You might think, given its name and general mystery surrounding it, that ericaceous compost is a specialist product, designed to really give topflight gardeners the cutting edge when growing all manner of exotic and delicate plants. The truth is, you’ll find ericaceous compost in any garden centre, and it is in fact a product you will need should you wish to grow anything from a certain group of fairly common and popular plants.
But What is Ericaceous Compost and What Does it Do?
Ericaceous compost takes its name from the plant family Ericaceae. Even if you haven’t heard of this, you’ll certainly be familiar with some of this family’s more famous members, such as the rhododendron and the azalea – these are all plants that require an ericaceous compost to grow.
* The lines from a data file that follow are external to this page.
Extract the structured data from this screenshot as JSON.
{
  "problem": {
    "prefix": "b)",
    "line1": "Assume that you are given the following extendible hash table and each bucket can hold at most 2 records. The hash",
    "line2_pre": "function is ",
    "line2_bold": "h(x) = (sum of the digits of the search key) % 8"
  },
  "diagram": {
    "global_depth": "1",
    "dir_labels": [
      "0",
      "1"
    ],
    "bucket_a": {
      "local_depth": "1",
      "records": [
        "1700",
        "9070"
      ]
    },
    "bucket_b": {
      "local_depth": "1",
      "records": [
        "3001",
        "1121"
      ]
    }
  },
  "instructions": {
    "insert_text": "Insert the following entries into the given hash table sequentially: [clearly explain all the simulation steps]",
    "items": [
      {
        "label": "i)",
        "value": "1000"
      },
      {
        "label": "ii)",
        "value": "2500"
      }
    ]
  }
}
What unites the many plants that will require this compost is that they are all so-called ‘lime-hating’ plants, meaning they require an acidic soil in which to grow, and an acidic compost to nourish them.
The handy thing is that any growing guide will point out if a plant is lime-hating and requires an ericaceous growth medium. And you’ll be in pretty esteemed company amongst such plants. The list of ericaceous plants is fairly substantial and includes exotic beauties and firm garden favourites alike. It’s not uncommon for gardeners to dedicate container displays to solely ericaceous plants. There’s a lot to be said for displays involving the delights of magnolia and azaleas, or edible patches including blueberries, raspberries and cranberries.
What Will Grow in Ericaceous Compost?
As mentioned, ericaceous compost is for ericaceous plants! Commonly called lime-hating, that’s those that do not tolerate the higher pH of alkaline soils and will only grow well in acidic soils. The term acid-loving is another which is sometimes used interchangeably. The only distinction with this term is that it describes plants which prefer acidic soils but will at least tolerate a slightly higher pH; ericaceous plants, on the other hand, require completely ericaceous soil.
If ericaceous plants are placed in alkaline soil, you’ll find that their foliage will turn yellow, a condition known as lime-induced chlorosis. Such plants will not flower as well and, ultimately, they will die. This is because specific nutrients needed by ericaceous plants, such as iron, become insoluble and therefore inaccessible to the plant in higher pH soils.
Acidic soils occur often in nature and, sure enough, in areas with high amounts of acidic soils we see a great natural prominence of these plants, lending these areas a distinct character. That’s why places such as Cornwall are known for the azaleas and camellias which are common there. Ericaceous plants look well together in such settings, and this is something you can replicate in the garden!
So, for what types of plants will you require an ericaceous compost? It might be worth coming up with a list of the most common ericaceous and acid-loving plants:
- Acer (Japanese Maple)
There are of course more besides those listed here. If you find yourself in any doubt, any growing guide or general information page on these plants will alert you to this important detail.
What Will Grow in Ericaceous Compost?
In the vast majority of cases, you’ll want to create your ericaceous display in a container rather than a patch in the garden. The reason for this isn’t only that it’s easier to control the soil type in a container, but also that it’s easier to move containers into the right location in your garden. Most ericaceous flowers cannot be placed in direct sunlight as this will turn their flowers brown. Ericaceous plants are therefore ideal for growing in shade, with full shade being preferable.
If you’re really set on planting out you ericaceous plants into the soil of your actual garden instead of a container – perhaps you’ve found an ideal shady spot or you’d like to make a display with non-ericaceous plants – there is actually a handy little trick you can try. To plant ericaceous plants in non-ericaceous soil, dig out a large enough hole in your soil, line the edges with a sheet of plastic, pop some holes in it for drainage and fill the hole up with your ericaceous compost. There is some risk involved in this method but if you’re really set on, say, combining hydrangea with roses, go for it!
Ericaceous compost performs best when combined with a specific ericaceous plant food. Feeding is an important part of growing these unique plants, and you can go with either granular or liquid feed. An ericaceous plant feed will contain all the specific nutrients which these plants need to flourish. A continual-release feed is very useful for those who don’t have the time for regular feeding and these will normally only need to be topped up once every six months. A liquid feed is just as good if you prefer the routine or regular feeding.
Most ericaceous plants happen to be shallow rooted. This means they are somewhat prone to drying during hotter weather. The best way to account for this is to mulch well ahead of planting – to ensure a soil which holds moisture well – and then to water regularly to prevent drying out. You can of course simply check to see if the soil is getting dry and this will pretty reliably tell you when to water. In the summer, however, you can expect to be doing it about once a week!
Now You Know
Ericaceous plants and their otherwise acid-loving relatives occur together in nature, having shared a home together since before there were gardeners around! As such, many people feel there is a deep natural harmony to these plants when grown together. With the use of a bag of ericaceous compost and some containers, you can recreate this winning combination in beautiful displays which can be tweaked and moved around to suit your preferences. Ericaceous compost is certainly the way to go for a distinct floral effect.